On Saturday, U.S. Special Counsel John Durham revealed in his probe’s latest filing the Clinton campaign hired tech workers to spy on then-businessman Donald Trump both during and after the 2016 election to frame the GOP president as a Kremlin agent. The narrative concocted by Democrats and adopted by deep-state actors in the Obama administration would eventually cement among the left-wing base and undermine the first years of the Trump presidency with the help of a complicit media.

According to Durham’s filing in the criminal case of Michael Sussmann, a Clinton campaign attorney indicted in September on charges of lying to federal officials, the defendant and Rodney Joffe contracted tech researchers at Georgia Tech “to mine Internet data to establish ‘an inference’ and ‘narrative’ tying then-candidate Trump to Russia.” The assignment aimed “to please certain ‘VIPs’ at the Clinton campaign and Sussmann’s law firm, Perkins Coie. Targets of surveillance included an unnamed health care provider, Trump Tower, Trump’s Central Park West apartment building, and the Oval Office.”

The data, Durham alleged, was then manipulated and turned over to the CIA to frame Trump and the president’s associates with engaging in suspicious activity on Russian cell phones.

The revelations are earthshattering. Clinton campaign operatives colluded with government officials to subvert the will of the American voter through made-up narratives hoping to provoke impeachment.

One can easily imagine the consequences had Trump engaged in such conduct. The former president would likely be impeached by the same Democrat Congress which already passed a snap impeachment of the outgoing commander-in-chief over a two-hour riot that Trump condemned.

Clinton’s political operatives didn’t just spy on low-level political opponents, as President Richard Nixon’s deputies did in the 1970s. The Clinton campaign successfully harvested data from its rivals, weaponized it with deep-state actors, and continued espionage operations well after the election to undermine the Trump presidency. Clinton came far closer to overthrowing the integrity of American democracy than the horde of Antifa LARPers did on January 6.

The Clinton Spygate saga is disqualifying. After Nixon’s imminent impeachment led the president to preemptively resign in 1974 over the surveillance of junior Democratic National Committee employees, it’s inconceivable a candidate who took modern wiretapping operations even farther would be sworn into the very office from which Nixon was rightfully purged.

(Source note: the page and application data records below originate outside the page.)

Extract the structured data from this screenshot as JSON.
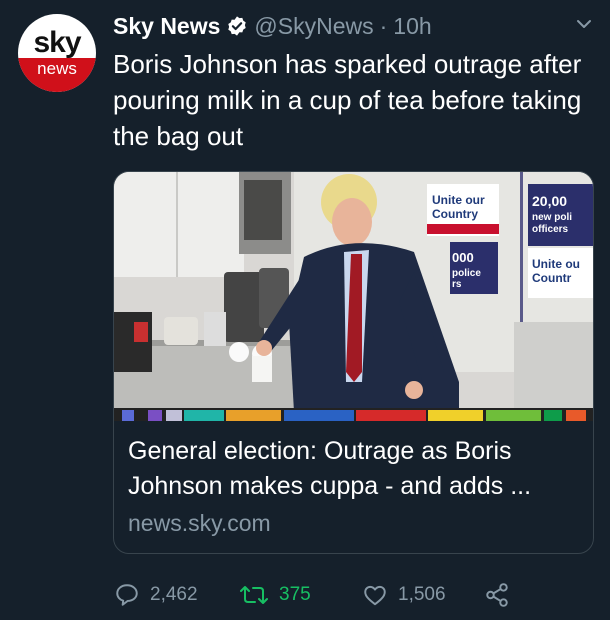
{
  "account": {
    "display_name": "Sky News",
    "handle": "@SkyNews",
    "separator": "·",
    "time_ago": "10h",
    "avatar": {
      "logo_top": "sky",
      "logo_bottom": "news"
    }
  },
  "tweet": {
    "text": "Boris Johnson has sparked outrage after pouring milk in a cup of tea before taking the bag out"
  },
  "card": {
    "title": "General election: Outrage as Boris Johnson makes cuppa - and adds ...",
    "domain": "news.sky.com",
    "image": {
      "poster_1": "Unite our Country",
      "poster_2": "20,00 new poli officers",
      "poster_3": "000 police rs",
      "poster_4": "Unite ou Countr"
    }
  },
  "actions": {
    "replies": "2,462",
    "retweets": "375",
    "likes": "1,506"
  },
  "colors": {
    "background": "#15202b",
    "muted": "#8899a6",
    "retweet_green": "#17bf63",
    "verified_blue": "#ffffff"
  }
}
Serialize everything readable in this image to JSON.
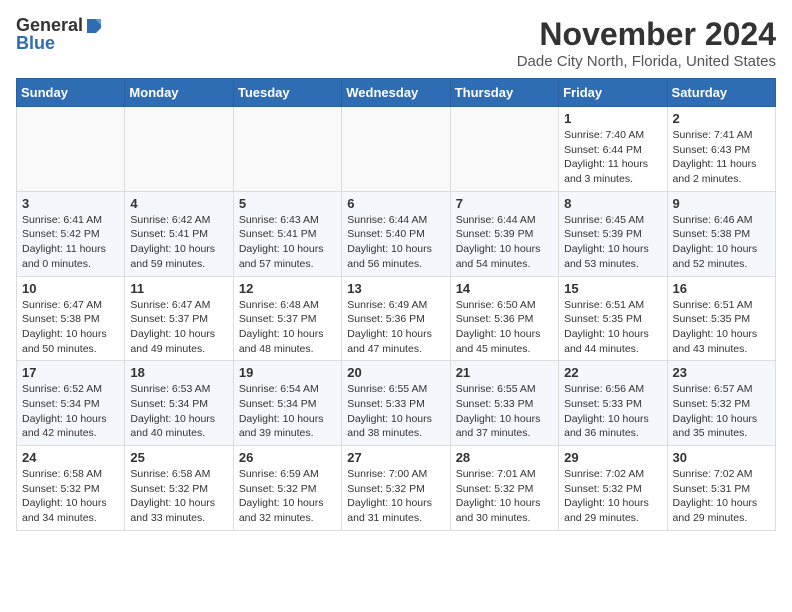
{
  "title": "November 2024",
  "subtitle": "Dade City North, Florida, United States",
  "logo": {
    "general": "General",
    "blue": "Blue"
  },
  "days_of_week": [
    "Sunday",
    "Monday",
    "Tuesday",
    "Wednesday",
    "Thursday",
    "Friday",
    "Saturday"
  ],
  "weeks": [
    [
      {
        "day": "",
        "info": ""
      },
      {
        "day": "",
        "info": ""
      },
      {
        "day": "",
        "info": ""
      },
      {
        "day": "",
        "info": ""
      },
      {
        "day": "",
        "info": ""
      },
      {
        "day": "1",
        "info": "Sunrise: 7:40 AM\nSunset: 6:44 PM\nDaylight: 11 hours and 3 minutes."
      },
      {
        "day": "2",
        "info": "Sunrise: 7:41 AM\nSunset: 6:43 PM\nDaylight: 11 hours and 2 minutes."
      }
    ],
    [
      {
        "day": "3",
        "info": "Sunrise: 6:41 AM\nSunset: 5:42 PM\nDaylight: 11 hours and 0 minutes."
      },
      {
        "day": "4",
        "info": "Sunrise: 6:42 AM\nSunset: 5:41 PM\nDaylight: 10 hours and 59 minutes."
      },
      {
        "day": "5",
        "info": "Sunrise: 6:43 AM\nSunset: 5:41 PM\nDaylight: 10 hours and 57 minutes."
      },
      {
        "day": "6",
        "info": "Sunrise: 6:44 AM\nSunset: 5:40 PM\nDaylight: 10 hours and 56 minutes."
      },
      {
        "day": "7",
        "info": "Sunrise: 6:44 AM\nSunset: 5:39 PM\nDaylight: 10 hours and 54 minutes."
      },
      {
        "day": "8",
        "info": "Sunrise: 6:45 AM\nSunset: 5:39 PM\nDaylight: 10 hours and 53 minutes."
      },
      {
        "day": "9",
        "info": "Sunrise: 6:46 AM\nSunset: 5:38 PM\nDaylight: 10 hours and 52 minutes."
      }
    ],
    [
      {
        "day": "10",
        "info": "Sunrise: 6:47 AM\nSunset: 5:38 PM\nDaylight: 10 hours and 50 minutes."
      },
      {
        "day": "11",
        "info": "Sunrise: 6:47 AM\nSunset: 5:37 PM\nDaylight: 10 hours and 49 minutes."
      },
      {
        "day": "12",
        "info": "Sunrise: 6:48 AM\nSunset: 5:37 PM\nDaylight: 10 hours and 48 minutes."
      },
      {
        "day": "13",
        "info": "Sunrise: 6:49 AM\nSunset: 5:36 PM\nDaylight: 10 hours and 47 minutes."
      },
      {
        "day": "14",
        "info": "Sunrise: 6:50 AM\nSunset: 5:36 PM\nDaylight: 10 hours and 45 minutes."
      },
      {
        "day": "15",
        "info": "Sunrise: 6:51 AM\nSunset: 5:35 PM\nDaylight: 10 hours and 44 minutes."
      },
      {
        "day": "16",
        "info": "Sunrise: 6:51 AM\nSunset: 5:35 PM\nDaylight: 10 hours and 43 minutes."
      }
    ],
    [
      {
        "day": "17",
        "info": "Sunrise: 6:52 AM\nSunset: 5:34 PM\nDaylight: 10 hours and 42 minutes."
      },
      {
        "day": "18",
        "info": "Sunrise: 6:53 AM\nSunset: 5:34 PM\nDaylight: 10 hours and 40 minutes."
      },
      {
        "day": "19",
        "info": "Sunrise: 6:54 AM\nSunset: 5:34 PM\nDaylight: 10 hours and 39 minutes."
      },
      {
        "day": "20",
        "info": "Sunrise: 6:55 AM\nSunset: 5:33 PM\nDaylight: 10 hours and 38 minutes."
      },
      {
        "day": "21",
        "info": "Sunrise: 6:55 AM\nSunset: 5:33 PM\nDaylight: 10 hours and 37 minutes."
      },
      {
        "day": "22",
        "info": "Sunrise: 6:56 AM\nSunset: 5:33 PM\nDaylight: 10 hours and 36 minutes."
      },
      {
        "day": "23",
        "info": "Sunrise: 6:57 AM\nSunset: 5:32 PM\nDaylight: 10 hours and 35 minutes."
      }
    ],
    [
      {
        "day": "24",
        "info": "Sunrise: 6:58 AM\nSunset: 5:32 PM\nDaylight: 10 hours and 34 minutes."
      },
      {
        "day": "25",
        "info": "Sunrise: 6:58 AM\nSunset: 5:32 PM\nDaylight: 10 hours and 33 minutes."
      },
      {
        "day": "26",
        "info": "Sunrise: 6:59 AM\nSunset: 5:32 PM\nDaylight: 10 hours and 32 minutes."
      },
      {
        "day": "27",
        "info": "Sunrise: 7:00 AM\nSunset: 5:32 PM\nDaylight: 10 hours and 31 minutes."
      },
      {
        "day": "28",
        "info": "Sunrise: 7:01 AM\nSunset: 5:32 PM\nDaylight: 10 hours and 30 minutes."
      },
      {
        "day": "29",
        "info": "Sunrise: 7:02 AM\nSunset: 5:32 PM\nDaylight: 10 hours and 29 minutes."
      },
      {
        "day": "30",
        "info": "Sunrise: 7:02 AM\nSunset: 5:31 PM\nDaylight: 10 hours and 29 minutes."
      }
    ]
  ]
}
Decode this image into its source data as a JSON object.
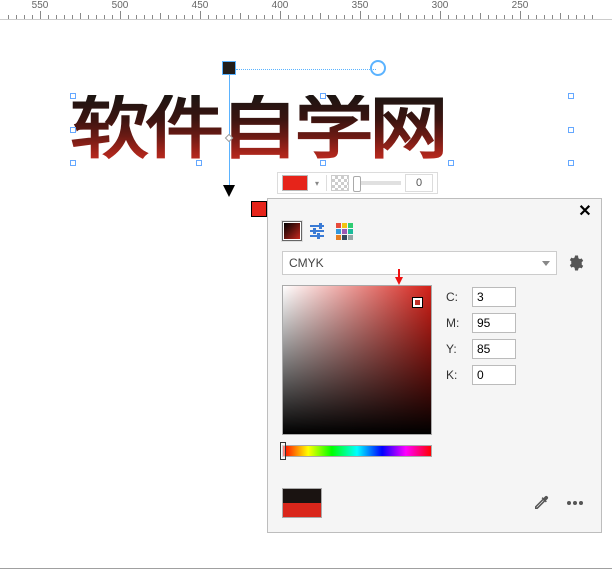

While none of Durham’s filings have directly implicated Clinton to date, they raise questions about the former secretary of state’s involvement, questions the American people deserve answers to before she mounts another run for any high office.